In addition to monitoring its own citizens, China supplies AI surveillance technology to sixty-three countries. In that way, it legitimizes its surveillance practices at home and extends the influence of the surveillance state in other countries.
Effects of Constant Surveillance
The erosion of trust is the first casualty of pervasive surveillance. Trust is complex; it includes trust in oneself, other people, and the institutions of society. On the subtle levels of consciousness, energy, and etheric matter, trust depends on the condition of a person’s subtle field. This is the field of consciousness, energy, and etheric matter that interpenetrates a person’s physical-material body.
By eroding trust, a surveillance society interferes with the normal functions of a person’s subtle field by forcing them to become reactive. They must either submit or resist the intrusion of big brother. My research indicates that, in either case, the third chakra’s ability to function as designed will be disrupted.
The third chakra is located by the solar plexus, and when it can’t function healthfully, feelings of comfort, trust, and belonging will be replaced with pathological anxiety. In societies where surveillance has become pervasive, pathological anxiety can become chronic. This won’t simply erode a person’s trust in themselves, other people, and the institutions of society; it will prevent them from sharing pleasure, love, intimacy, and joy.
The loss of personal privacy, which is a hallmark of a surveillance society, can also disrupt the functions of the second and fifth chakras. These two energy centers are companion chakras, which means they have complementary functions. If their functions have been disrupted by big brother, the surveilled person can be forced to adapt an extreme polar position. This will make them either excessively masculine or excessively feminine. In either case, balance will be disrupted – and that will disrupt the flow of life-affirming energy through their subtle field.
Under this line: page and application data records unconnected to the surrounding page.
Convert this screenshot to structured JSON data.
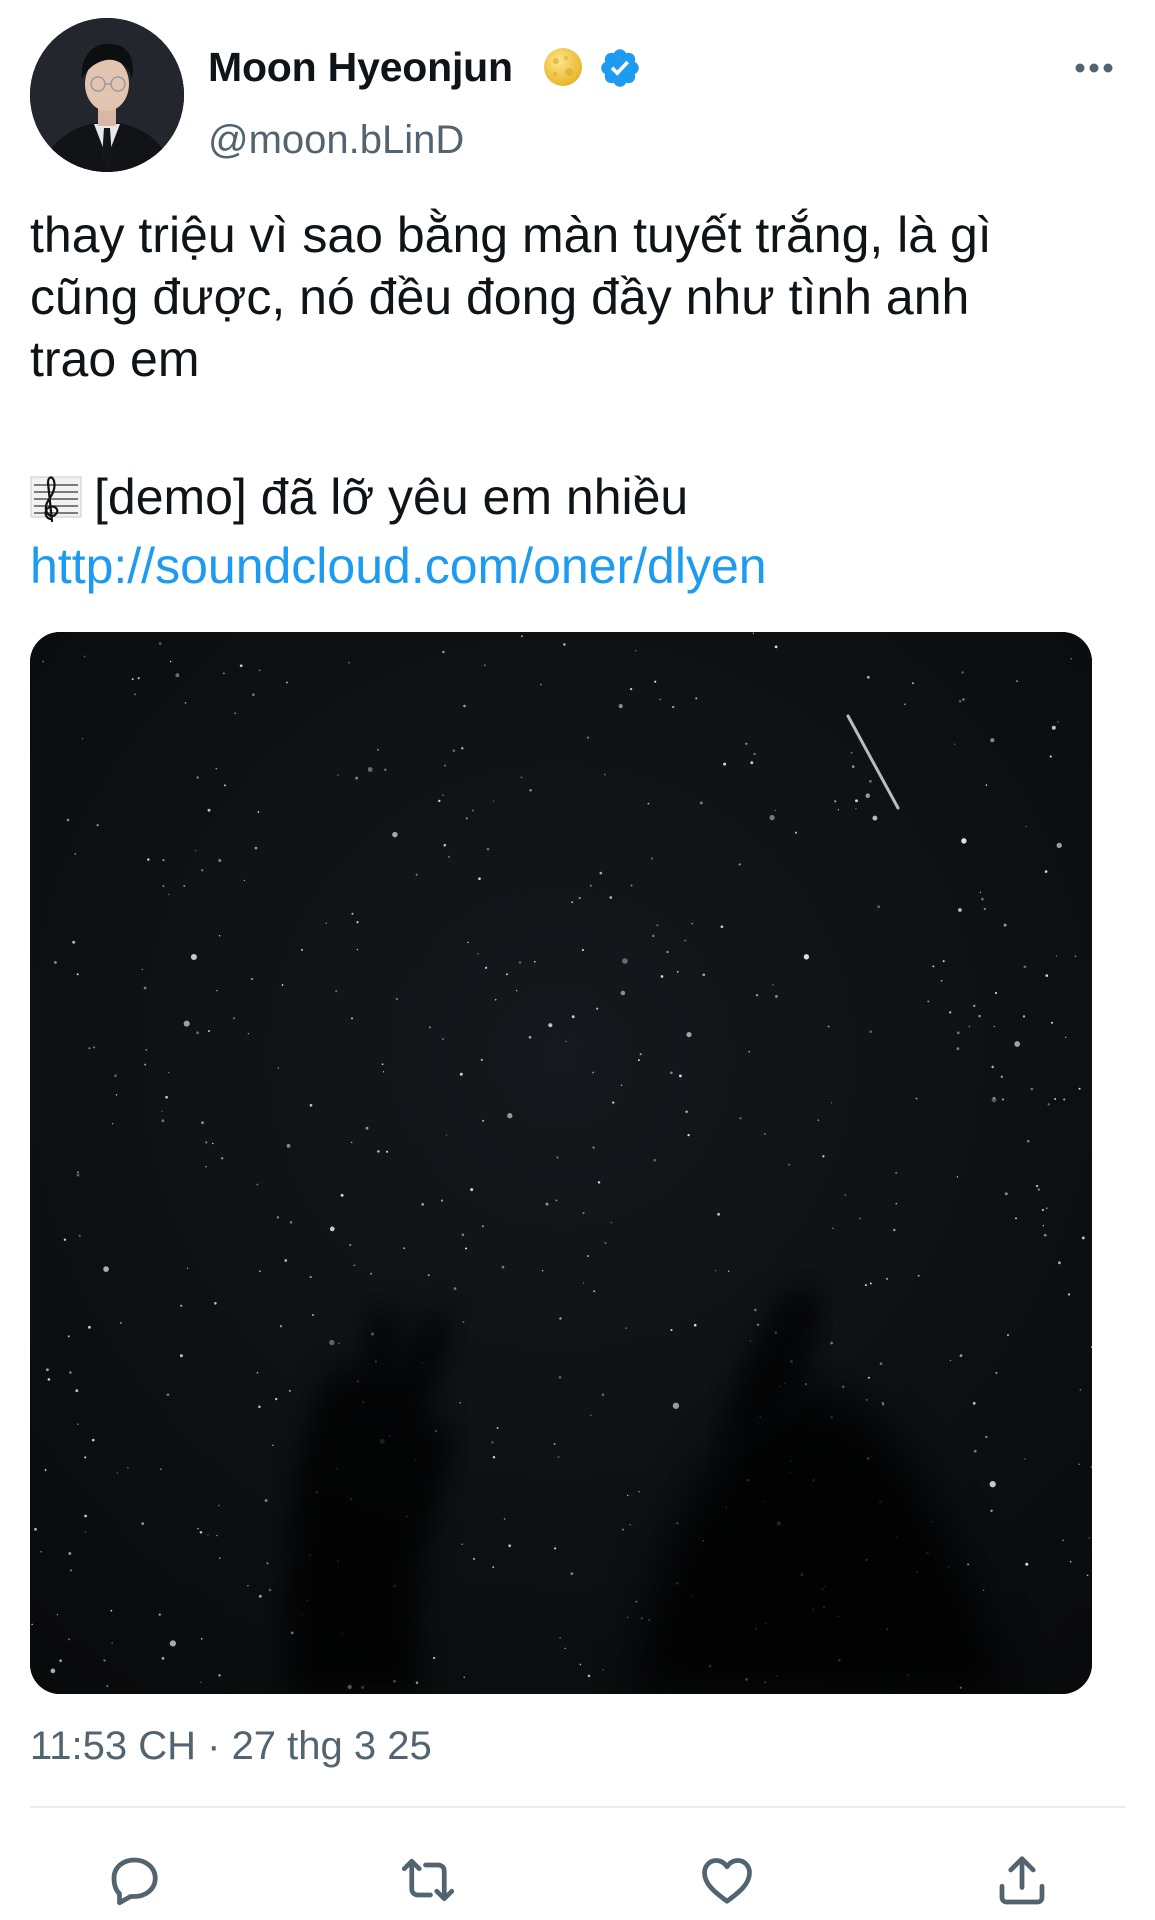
{
  "tweet": {
    "author": {
      "display_name": "Moon Hyeonjun",
      "handle": "@moon.bLinD",
      "verified": true,
      "badge_icons": [
        "moon-emoji-icon",
        "verified-badge-icon"
      ]
    },
    "text_lines": [
      "thay triệu vì sao bằng màn tuyết trắng, là gì",
      "cũng được, nó đều đong đầy như tình anh",
      "trao em"
    ],
    "track": {
      "icon": "music-score-icon",
      "title": "[demo] đã lỡ yêu em nhiều"
    },
    "link": "http://soundcloud.com/oner/dlyen",
    "media": {
      "icon": "night-sky-photo"
    },
    "timestamp": "11:53 CH · 27 thg 3 25"
  },
  "actions": {
    "icons": [
      "reply-icon",
      "retweet-icon",
      "like-icon",
      "share-icon"
    ]
  },
  "colors": {
    "text": "#0f1419",
    "secondary": "#536471",
    "link": "#1d9bf0",
    "verified": "#1d9bf0",
    "divider": "#e6ecf0"
  }
}
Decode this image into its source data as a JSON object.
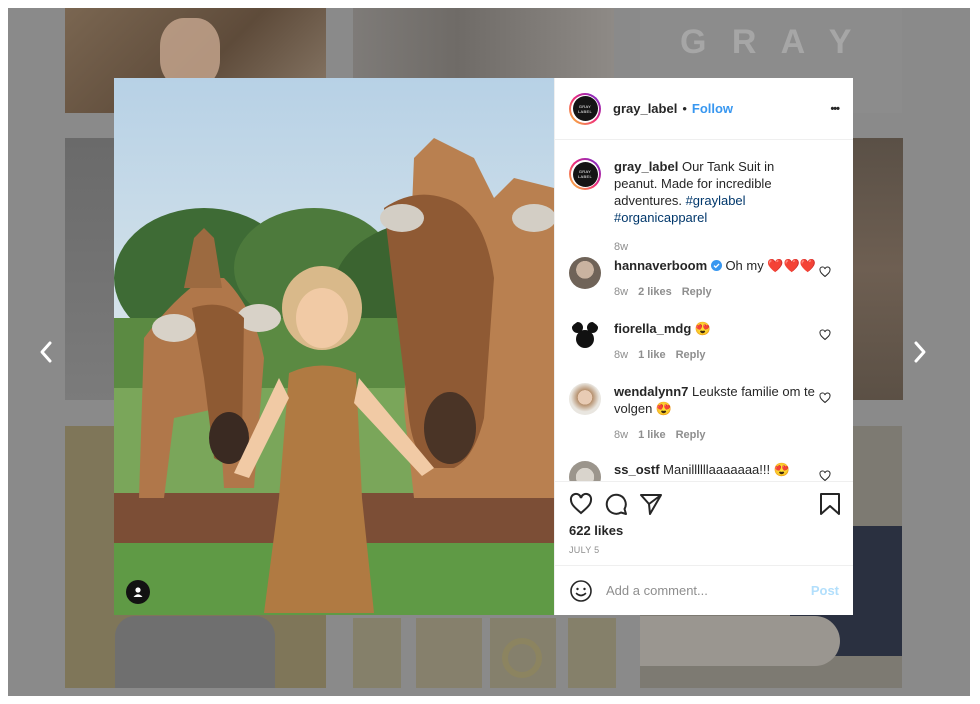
{
  "post": {
    "username": "gray_label",
    "follow_label": "Follow",
    "more_label": "•••",
    "caption": {
      "username": "gray_label",
      "text": "Our Tank Suit in peanut. Made for incredible adventures.",
      "hashtags": "#graylabel #organicapparel",
      "time": "8w"
    },
    "avatar_text": "GRAY LABEL",
    "comments": [
      {
        "username": "hannaverboom",
        "verified": true,
        "text": "Oh my ❤️❤️❤️",
        "time": "8w",
        "likes": "2 likes",
        "reply": "Reply"
      },
      {
        "username": "fiorella_mdg",
        "verified": false,
        "text": "😍",
        "time": "8w",
        "likes": "1 like",
        "reply": "Reply"
      },
      {
        "username": "wendalynn7",
        "verified": false,
        "text": "Leukste familie om te volgen 😍",
        "time": "8w",
        "likes": "1 like",
        "reply": "Reply"
      },
      {
        "username": "ss_ostf",
        "verified": false,
        "text": "Manillllllaaaaaaa!!! 😍",
        "time": "",
        "likes": "",
        "reply": ""
      }
    ],
    "likes": "622 likes",
    "date": "JULY 5",
    "comment_placeholder": "Add a comment...",
    "post_label": "Post"
  },
  "background": {
    "top_center_text": "G R A Y"
  },
  "colors": {
    "accent": "#3897f0",
    "post_disabled": "#b2dffc"
  }
}
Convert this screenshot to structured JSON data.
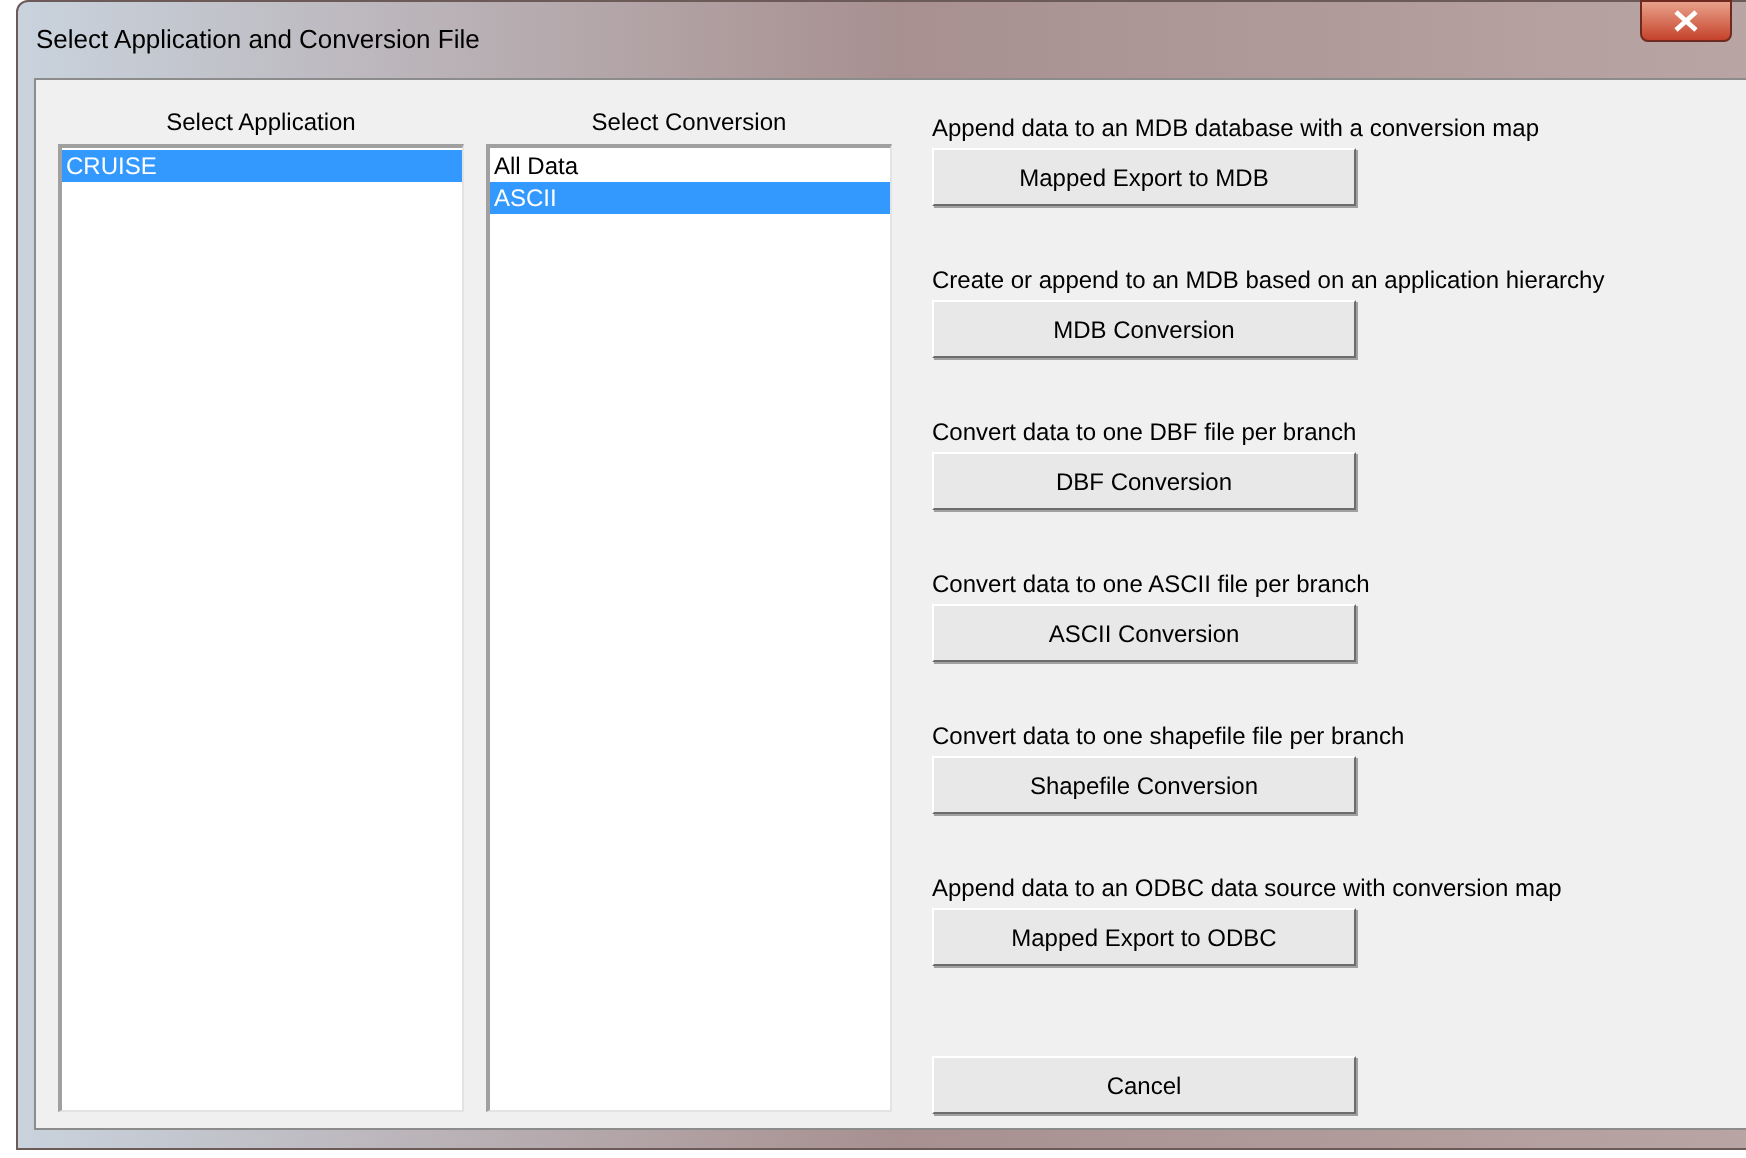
{
  "window": {
    "title": "Select Application and Conversion File"
  },
  "application_list": {
    "heading": "Select Application",
    "items": [
      {
        "label": "CRUISE",
        "selected": true
      }
    ]
  },
  "conversion_list": {
    "heading": "Select Conversion",
    "items": [
      {
        "label": "All Data",
        "selected": false
      },
      {
        "label": "ASCII",
        "selected": true
      }
    ]
  },
  "actions": [
    {
      "description": "Append data to an MDB database with a conversion map",
      "button": "Mapped Export to MDB"
    },
    {
      "description": "Create or append to an MDB based on an application hierarchy",
      "button": "MDB Conversion"
    },
    {
      "description": "Convert data to one DBF file per branch",
      "button": "DBF Conversion"
    },
    {
      "description": "Convert data to one ASCII file per branch",
      "button": "ASCII Conversion"
    },
    {
      "description": "Convert data to one shapefile file per branch",
      "button": "Shapefile Conversion"
    },
    {
      "description": "Append data to an ODBC data source with conversion map",
      "button": "Mapped Export to ODBC"
    }
  ],
  "cancel_button": "Cancel"
}
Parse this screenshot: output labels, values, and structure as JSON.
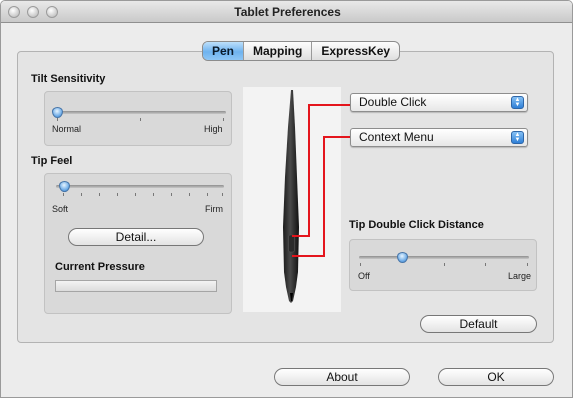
{
  "window": {
    "title": "Tablet Preferences"
  },
  "tabs": [
    {
      "label": "Pen",
      "selected": true
    },
    {
      "label": "Mapping",
      "selected": false
    },
    {
      "label": "ExpressKey",
      "selected": false
    }
  ],
  "tilt": {
    "label": "Tilt Sensitivity",
    "min_label": "Normal",
    "max_label": "High",
    "level": 0.0
  },
  "tip_feel": {
    "label": "Tip Feel",
    "min_label": "Soft",
    "max_label": "Firm",
    "level": 0.08,
    "detail_button": "Detail..."
  },
  "pressure": {
    "label": "Current Pressure",
    "level": 0.0
  },
  "buttons": {
    "upper": "Double Click",
    "lower": "Context Menu"
  },
  "tip_double_click": {
    "label": "Tip Double Click Distance",
    "min_label": "Off",
    "max_label": "Large",
    "level": 0.25
  },
  "actions": {
    "default": "Default",
    "about": "About",
    "ok": "OK"
  },
  "colors": {
    "accent": "#6fb3ef",
    "pointer_line": "#e4151c"
  },
  "icons": {
    "popup_arrows": "up-down-arrows-icon",
    "traffic_lights": "window-control-icon"
  }
}
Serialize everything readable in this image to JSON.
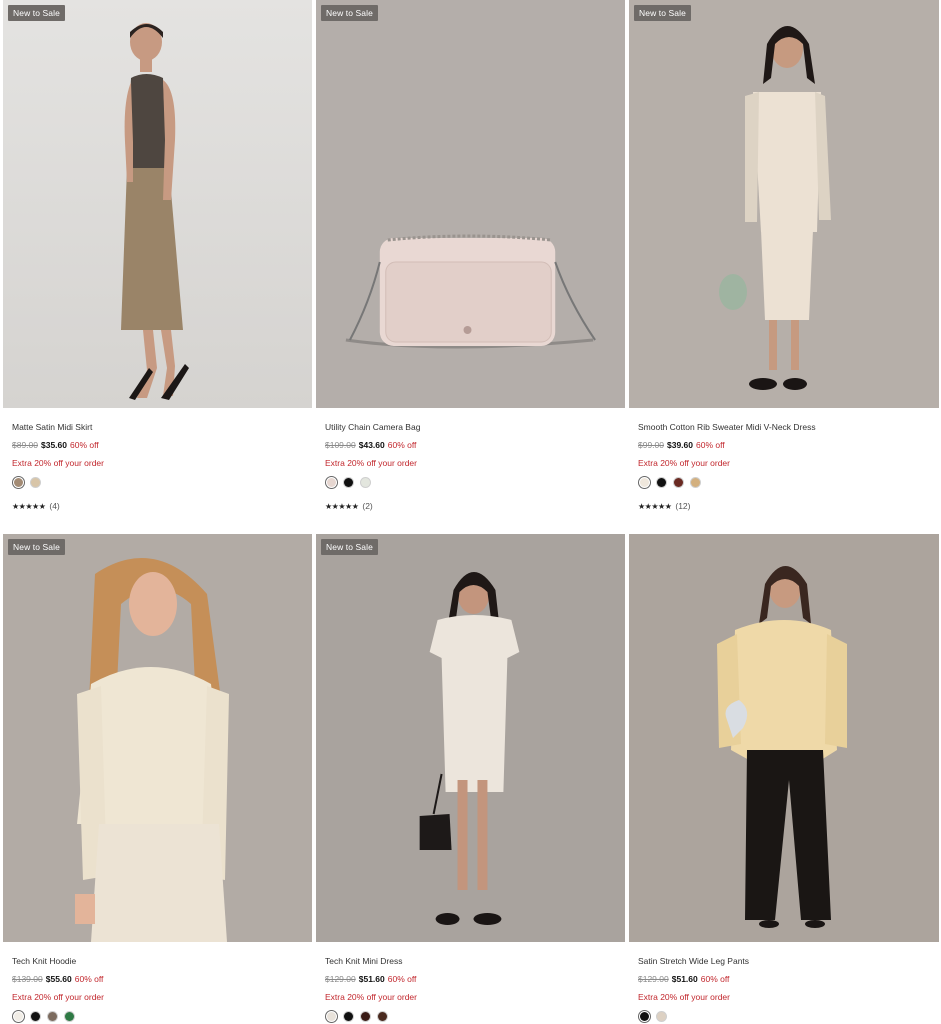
{
  "products": [
    {
      "badge": "New to Sale",
      "name": "Matte Satin Midi Skirt",
      "orig_price": "$89.00",
      "sale_price": "$35.60",
      "discount": "60% off",
      "promo": "Extra 20% off your order",
      "swatches": [
        "#a38b74",
        "#d8c5a8"
      ],
      "selected_swatch": 0,
      "stars": "★★★★★",
      "review_count": "(4)",
      "image": "model-brown-tank-khaki-skirt"
    },
    {
      "badge": "New to Sale",
      "name": "Utility Chain Camera Bag",
      "orig_price": "$109.00",
      "sale_price": "$43.60",
      "discount": "60% off",
      "promo": "Extra 20% off your order",
      "swatches": [
        "#e6d6d0",
        "#111111",
        "#e3e6de"
      ],
      "selected_swatch": 0,
      "stars": "★★★★★",
      "review_count": "(2)",
      "image": "pink-chain-camera-bag"
    },
    {
      "badge": "New to Sale",
      "name": "Smooth Cotton Rib Sweater Midi V-Neck Dress",
      "orig_price": "$99.00",
      "sale_price": "$39.60",
      "discount": "60% off",
      "promo": "Extra 20% off your order",
      "swatches": [
        "#efe7dc",
        "#111111",
        "#6a2a22",
        "#d3b07f"
      ],
      "selected_swatch": 0,
      "stars": "★★★★★",
      "review_count": "(12)",
      "image": "model-cream-rib-dress"
    },
    {
      "badge": "New to Sale",
      "name": "Tech Knit Hoodie",
      "orig_price": "$139.00",
      "sale_price": "$55.60",
      "discount": "60% off",
      "promo": "Extra 20% off your order",
      "swatches": [
        "#f1ede6",
        "#111111",
        "#7c6b5e",
        "#2f7a45"
      ],
      "selected_swatch": 0,
      "image": "model-cream-knit-hoodie"
    },
    {
      "badge": "New to Sale",
      "name": "Tech Knit Mini Dress",
      "orig_price": "$129.00",
      "sale_price": "$51.60",
      "discount": "60% off",
      "promo": "Extra 20% off your order",
      "swatches": [
        "#e8e2da",
        "#111111",
        "#3a1b16",
        "#4a2a1f"
      ],
      "selected_swatch": 0,
      "image": "model-cream-mini-dress"
    },
    {
      "name": "Satin Stretch Wide Leg Pants",
      "orig_price": "$129.00",
      "sale_price": "$51.60",
      "discount": "60% off",
      "promo": "Extra 20% off your order",
      "swatches": [
        "#111111",
        "#ddd1c3"
      ],
      "selected_swatch": 0,
      "image": "model-yellow-shirt-black-pants"
    }
  ]
}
If a person becomes aggressive and defies the will of a surveillance society, they can adopt core values and a life vibration that are self-limiting.
If the individual acquiesces to the will of a surveillance society by becoming overly receptive, their boundaries on the levels of consciousness, energy, and subtle matter will be weakened. That will allow distorted fields to intrude into their subtle field. The intrusion of these foreign fields will disrupt their life vibration and support core values that are self-limiting.
There is a long list of additional symptoms that constant surveillance can create. It can inhibit a person’s ability to express their authentic emotions and feelings, and it can make it difficult for them to stay centering in their personal body space.
If a surveillance society is willing to use violence and intimidation to control the population, it can push citizens with a different world view to worry constantly. This constant mental chatter, known as the internal dialogue, can inhibit a person’s creativity and ability to innovate. In the end, a surveilled person can be forced to permanently alter their behavior, which in turn will restrict their freedom of self-expression on both the physical-material dimension and the subtle dimensions of consciousness, energy, and etheric matter.